All buried is forgotten 


In his artistic practice, Hramovich draws on the history of modernist art and architecture, the history of ideology and political movements and transformations of urban space. Trained as a professional graphic artist at the Belarusian State Academy of Arts, Hramovich's work alludes to an increased demand for realistic drawing skills in the 3D modeling and CGI market. Before 2020, one of the main employers in the IT sector was Wargaming, a company that developed the online game World of Tanks. Within a historical framework, the game recreates tank battles through an online multiplatier structure and is highly popular in Eastern Europe. This game is part of what Hramovich calls a spectral temporality, where various historical narratives are mixed with the imperialist perception of space, 3D modeling and elements of contemporary cyber warfare.

His installation Усе забыта што зямлей зарыта (All buried is forgotten), borrows its name from a Belarusian folk proverb. In it, he uses various fragments of 3D models (in collaboration with Andrii Akhtyrskyi) of the borderland landscapes between o and, Ukraine and Latvia. Over the last 3 years, the Belarusian border has become a place of crossing and historical 'rifts'. Political refugees from Belarus, refugees from other countries (instrumentalized by the Belarusian government) and Russian troops that attacked Ukraine from Belarus on February 24th all crossed the border. The digital, speculative and real maps and compasses follow the logic of disorientation, where the political frameworks of sovereignty, and agency are obsolete. The border has now become a kind of 'rampart: as Ukrainian forces have blown up roads and bridges, and EU countries have fortified their borders. The rolled scrolls refer to the dialectics of the visible and opaque in the ongoing cyberwar, and its imperial and post-colonial production of space.
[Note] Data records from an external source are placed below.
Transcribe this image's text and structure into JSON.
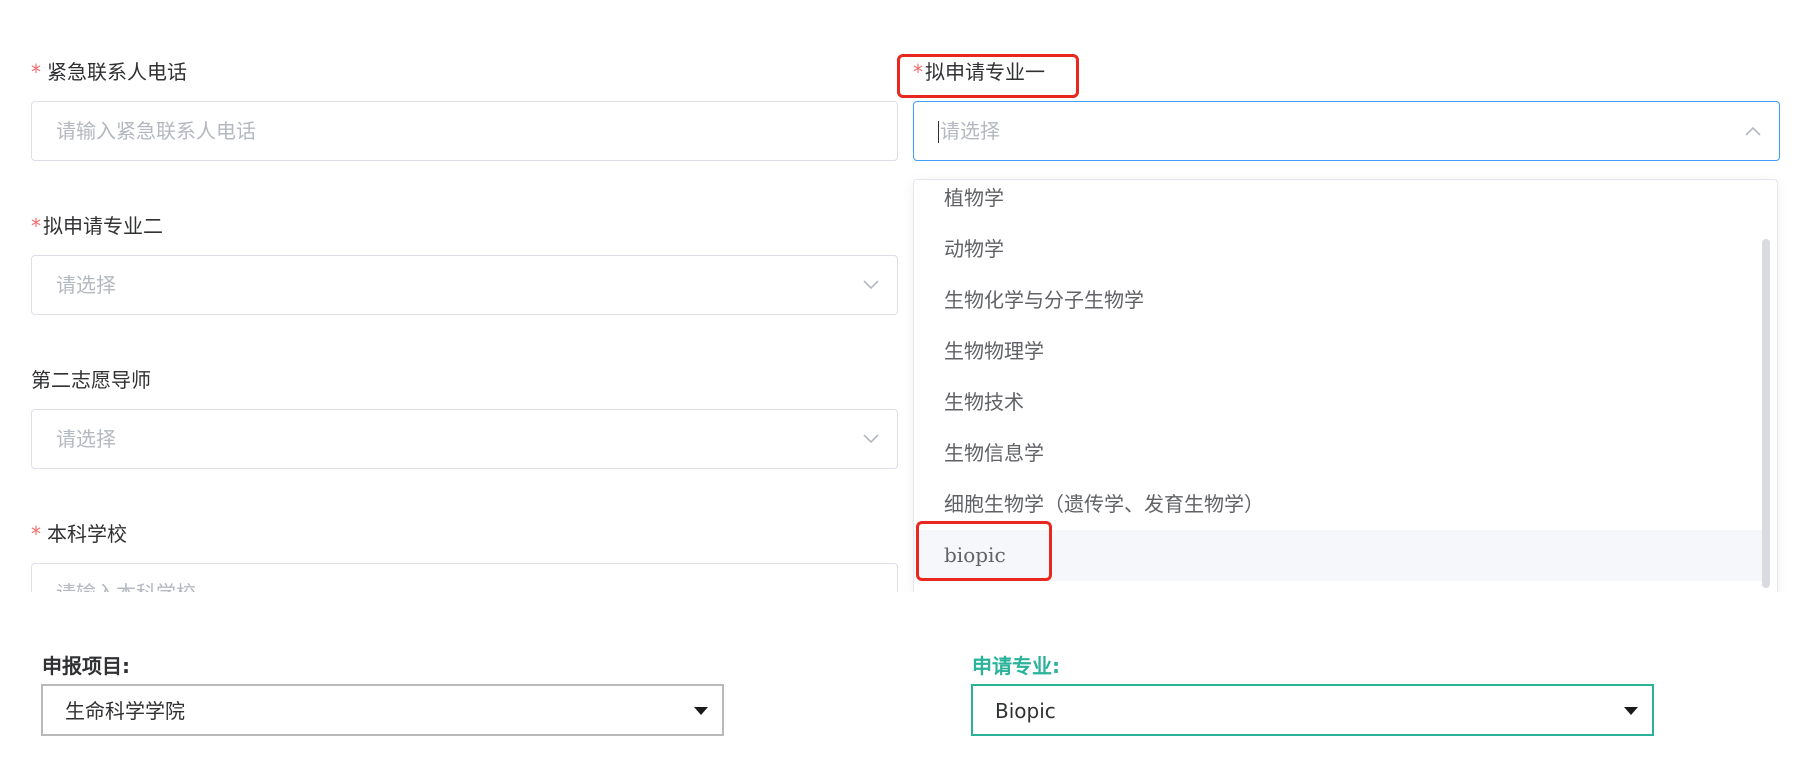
{
  "form": {
    "emergency_phone": {
      "label": "紧急联系人电话",
      "placeholder": "请输入紧急联系人电话"
    },
    "major_one": {
      "label": "拟申请专业一",
      "placeholder": "请选择",
      "options": [
        "植物学",
        "动物学",
        "生物化学与分子生物学",
        "生物物理学",
        "生物技术",
        "生物信息学",
        "细胞生物学（遗传学、发育生物学）",
        "biopic"
      ],
      "hovered_option": "biopic"
    },
    "major_two": {
      "label": "拟申请专业二",
      "placeholder": "请选择"
    },
    "second_advisor": {
      "label": "第二志愿导师",
      "placeholder": "请选择"
    },
    "undergrad_school": {
      "label": "本科学校",
      "placeholder": "请输入本科学校"
    },
    "required_mark": "*"
  },
  "bottom_form": {
    "project": {
      "label": "申报项目:",
      "value": "生命科学学院"
    },
    "major": {
      "label": "申请专业:",
      "value": "Biopic"
    }
  },
  "colors": {
    "required": "#f56c6c",
    "focus_border": "#409eff",
    "highlight_box": "#e8281e",
    "teal": "#2bb39a"
  }
}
Monuments from "Memory Alley" near Brest which was created by pro-regime activist and businesswoman Natalia Ilnitskaya: "The preserved plaque with inscriptions is a good luck, you can learn a lot from it. Basically, all the monuments brought from abroad - in a shattered state - had to be collected literally piece by piece. Natalia The idea came up of creating a memory alley in a village near Brest in 2017, when the Polish Sejm decided to demolish Soviet monuments. More than 400 were to be dismantled, located throughout Poland. Many had already been destroyed by that time, while the rest had been deliberately dismantled and transported away from human eyes”.

The work from group exhibition "If Disturbed, It Becomes Tangible". The Lithuanian National Museum of Art. Vilnius, Lithuania. 2023 

Curators: Aleksei Borisionok, Antonina Stebur  

Photos by National Gallery of Art. Vilnius, Lituania